Way before the NHL announced a new franchise, critics wouldn’t stop bringing up home-ice advantage in Las Vegas… or a supposed lack there of. We’re not dumb, we know there will be other fans at the T-Mobile arena. Unfortunately, there’s no way to predict the impact, but I personally think it’s overblown, especially if the team is good. The NHL doesn’t seem all that concerned either. Forty-one home games will be hard for visiting fans to consistently take over. Eight games seems far more feasible. And you know what league plays eight home games?
Thankfully, Mark Davis and his terrible haircut are still a few years away. However, he’s the one who should really prepare himself for a weak home-field advantage. Even the ghost of Al Davis can look up the reaction around the country. NFL fans are anxious for the Raiders relocation. Good for the NFL, bad for the team. Right? Ha, that’s what critics said about Vegas hockey. However, the Golden Knights play 33 more home games than the Raiders. It’s a formula that could spell trouble for the relocated franchise.
Las Vegas native and Pro Bowl linebacker Brandon Marshall is all about relocation. Marshall plays for the Broncos, so a quick trip home is a bonus. That also means Denver fans are a quick trip away as well. Marshall tweeted out his Bronco pride and confidence his fans will travel to Las Vegas.

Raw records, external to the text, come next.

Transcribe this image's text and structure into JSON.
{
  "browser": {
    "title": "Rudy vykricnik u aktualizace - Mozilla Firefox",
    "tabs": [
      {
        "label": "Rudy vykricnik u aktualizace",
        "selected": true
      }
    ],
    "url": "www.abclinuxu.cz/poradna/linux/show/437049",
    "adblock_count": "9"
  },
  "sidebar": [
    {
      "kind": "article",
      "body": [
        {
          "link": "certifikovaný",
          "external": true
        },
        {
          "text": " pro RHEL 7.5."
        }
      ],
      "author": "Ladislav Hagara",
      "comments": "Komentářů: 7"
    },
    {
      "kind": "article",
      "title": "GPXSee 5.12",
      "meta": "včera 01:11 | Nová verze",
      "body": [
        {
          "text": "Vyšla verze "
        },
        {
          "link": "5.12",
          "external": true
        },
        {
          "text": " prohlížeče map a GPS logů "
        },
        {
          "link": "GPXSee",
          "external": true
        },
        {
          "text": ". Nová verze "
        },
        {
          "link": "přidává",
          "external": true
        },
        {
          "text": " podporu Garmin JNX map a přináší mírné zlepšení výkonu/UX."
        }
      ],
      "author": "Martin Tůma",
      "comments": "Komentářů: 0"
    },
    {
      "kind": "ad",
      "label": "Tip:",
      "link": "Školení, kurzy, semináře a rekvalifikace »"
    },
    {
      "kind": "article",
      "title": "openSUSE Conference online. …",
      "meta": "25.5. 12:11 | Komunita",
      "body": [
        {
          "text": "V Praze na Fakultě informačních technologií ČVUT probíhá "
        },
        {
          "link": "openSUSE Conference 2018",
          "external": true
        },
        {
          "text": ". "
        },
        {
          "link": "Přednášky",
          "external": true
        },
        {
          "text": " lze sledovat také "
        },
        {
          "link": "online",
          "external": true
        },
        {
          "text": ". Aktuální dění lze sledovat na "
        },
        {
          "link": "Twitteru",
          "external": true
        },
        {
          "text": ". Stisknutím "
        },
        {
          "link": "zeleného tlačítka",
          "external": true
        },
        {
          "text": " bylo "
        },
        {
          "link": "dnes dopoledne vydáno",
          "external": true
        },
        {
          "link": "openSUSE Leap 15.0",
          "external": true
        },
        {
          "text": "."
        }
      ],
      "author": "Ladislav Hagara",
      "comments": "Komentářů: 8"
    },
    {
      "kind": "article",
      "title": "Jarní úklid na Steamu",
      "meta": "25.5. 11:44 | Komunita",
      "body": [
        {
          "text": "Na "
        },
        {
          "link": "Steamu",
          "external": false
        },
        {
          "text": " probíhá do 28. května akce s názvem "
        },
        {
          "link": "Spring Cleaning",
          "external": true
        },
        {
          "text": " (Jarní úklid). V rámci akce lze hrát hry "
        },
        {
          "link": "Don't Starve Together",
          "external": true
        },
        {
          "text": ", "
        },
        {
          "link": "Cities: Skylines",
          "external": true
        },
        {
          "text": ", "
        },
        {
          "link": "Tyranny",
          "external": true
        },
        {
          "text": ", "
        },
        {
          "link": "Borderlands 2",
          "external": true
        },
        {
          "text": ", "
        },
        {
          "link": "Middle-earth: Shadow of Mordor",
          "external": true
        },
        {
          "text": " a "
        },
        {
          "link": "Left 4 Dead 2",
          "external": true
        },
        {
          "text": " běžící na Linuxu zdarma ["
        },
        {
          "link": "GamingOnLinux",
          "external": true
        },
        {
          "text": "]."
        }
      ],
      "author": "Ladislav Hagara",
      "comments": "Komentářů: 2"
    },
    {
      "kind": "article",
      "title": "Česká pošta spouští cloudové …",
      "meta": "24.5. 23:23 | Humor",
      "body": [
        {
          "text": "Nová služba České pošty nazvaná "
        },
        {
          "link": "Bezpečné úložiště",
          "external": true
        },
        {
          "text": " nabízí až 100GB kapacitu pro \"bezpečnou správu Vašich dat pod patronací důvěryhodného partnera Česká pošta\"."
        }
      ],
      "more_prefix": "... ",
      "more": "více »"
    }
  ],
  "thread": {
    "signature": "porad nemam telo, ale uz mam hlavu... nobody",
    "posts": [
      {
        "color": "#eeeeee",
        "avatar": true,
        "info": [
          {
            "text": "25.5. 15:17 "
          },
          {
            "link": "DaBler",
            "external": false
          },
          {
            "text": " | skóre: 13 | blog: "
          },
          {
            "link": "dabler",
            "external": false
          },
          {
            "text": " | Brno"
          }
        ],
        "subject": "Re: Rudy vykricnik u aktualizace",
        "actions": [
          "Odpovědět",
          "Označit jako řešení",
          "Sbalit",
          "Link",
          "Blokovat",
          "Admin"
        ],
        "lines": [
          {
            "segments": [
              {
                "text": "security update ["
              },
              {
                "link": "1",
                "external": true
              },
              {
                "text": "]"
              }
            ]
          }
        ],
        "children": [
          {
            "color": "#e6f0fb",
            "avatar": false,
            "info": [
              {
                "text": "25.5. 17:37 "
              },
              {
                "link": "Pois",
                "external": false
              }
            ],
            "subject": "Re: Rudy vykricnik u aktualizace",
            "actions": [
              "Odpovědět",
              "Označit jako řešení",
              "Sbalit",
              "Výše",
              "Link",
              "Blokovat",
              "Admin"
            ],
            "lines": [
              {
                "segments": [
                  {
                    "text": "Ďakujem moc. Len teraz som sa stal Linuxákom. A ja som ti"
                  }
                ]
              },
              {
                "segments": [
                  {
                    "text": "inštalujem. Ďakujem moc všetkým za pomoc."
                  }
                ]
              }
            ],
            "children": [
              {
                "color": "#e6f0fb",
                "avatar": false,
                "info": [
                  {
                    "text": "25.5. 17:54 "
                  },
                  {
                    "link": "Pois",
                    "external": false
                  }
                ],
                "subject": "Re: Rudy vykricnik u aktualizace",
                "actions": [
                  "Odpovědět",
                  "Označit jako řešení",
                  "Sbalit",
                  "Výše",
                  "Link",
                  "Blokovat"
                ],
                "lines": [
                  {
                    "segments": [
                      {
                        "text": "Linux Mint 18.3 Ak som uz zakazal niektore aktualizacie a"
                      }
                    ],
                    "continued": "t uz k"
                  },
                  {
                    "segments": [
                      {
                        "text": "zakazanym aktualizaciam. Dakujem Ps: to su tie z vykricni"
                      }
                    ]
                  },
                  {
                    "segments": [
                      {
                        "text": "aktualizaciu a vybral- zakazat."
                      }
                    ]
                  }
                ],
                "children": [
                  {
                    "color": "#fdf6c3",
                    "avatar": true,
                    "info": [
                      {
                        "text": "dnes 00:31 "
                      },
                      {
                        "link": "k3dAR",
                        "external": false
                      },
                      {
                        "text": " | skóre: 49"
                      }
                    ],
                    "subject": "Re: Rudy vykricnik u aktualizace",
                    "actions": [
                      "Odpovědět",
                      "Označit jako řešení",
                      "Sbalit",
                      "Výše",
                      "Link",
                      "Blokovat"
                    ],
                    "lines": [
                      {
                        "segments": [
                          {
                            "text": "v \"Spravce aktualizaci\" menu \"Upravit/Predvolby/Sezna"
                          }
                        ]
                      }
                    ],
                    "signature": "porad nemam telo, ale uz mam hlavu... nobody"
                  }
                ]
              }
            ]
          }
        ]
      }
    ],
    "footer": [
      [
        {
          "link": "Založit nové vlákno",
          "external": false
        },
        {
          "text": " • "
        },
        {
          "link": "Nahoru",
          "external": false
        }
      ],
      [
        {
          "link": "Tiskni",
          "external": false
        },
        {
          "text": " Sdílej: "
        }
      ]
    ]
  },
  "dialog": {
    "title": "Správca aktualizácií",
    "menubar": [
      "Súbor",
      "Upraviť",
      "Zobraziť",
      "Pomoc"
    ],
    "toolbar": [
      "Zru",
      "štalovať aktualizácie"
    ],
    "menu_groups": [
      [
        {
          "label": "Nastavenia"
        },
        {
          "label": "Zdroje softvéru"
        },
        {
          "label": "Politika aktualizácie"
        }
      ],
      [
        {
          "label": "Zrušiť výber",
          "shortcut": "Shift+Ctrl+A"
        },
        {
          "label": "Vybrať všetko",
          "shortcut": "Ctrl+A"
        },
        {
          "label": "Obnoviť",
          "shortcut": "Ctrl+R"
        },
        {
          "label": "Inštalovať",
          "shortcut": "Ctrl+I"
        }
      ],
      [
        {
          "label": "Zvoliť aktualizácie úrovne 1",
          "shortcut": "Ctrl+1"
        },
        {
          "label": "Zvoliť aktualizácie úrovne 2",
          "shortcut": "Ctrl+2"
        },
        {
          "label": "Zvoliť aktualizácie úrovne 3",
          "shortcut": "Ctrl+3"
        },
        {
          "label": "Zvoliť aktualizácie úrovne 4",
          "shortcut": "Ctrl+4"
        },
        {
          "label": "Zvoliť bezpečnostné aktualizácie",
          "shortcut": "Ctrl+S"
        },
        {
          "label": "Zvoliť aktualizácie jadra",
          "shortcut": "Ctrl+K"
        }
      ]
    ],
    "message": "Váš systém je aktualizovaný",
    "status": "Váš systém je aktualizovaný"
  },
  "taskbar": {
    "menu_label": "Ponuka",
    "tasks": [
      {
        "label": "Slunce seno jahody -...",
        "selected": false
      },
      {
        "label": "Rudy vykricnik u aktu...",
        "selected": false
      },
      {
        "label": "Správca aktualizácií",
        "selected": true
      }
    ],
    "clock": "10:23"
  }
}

I know damn well Broncos fans would rather travel to Vegas than to Oakland anyday!You’ll have more fun, shorter travel,less expensive flight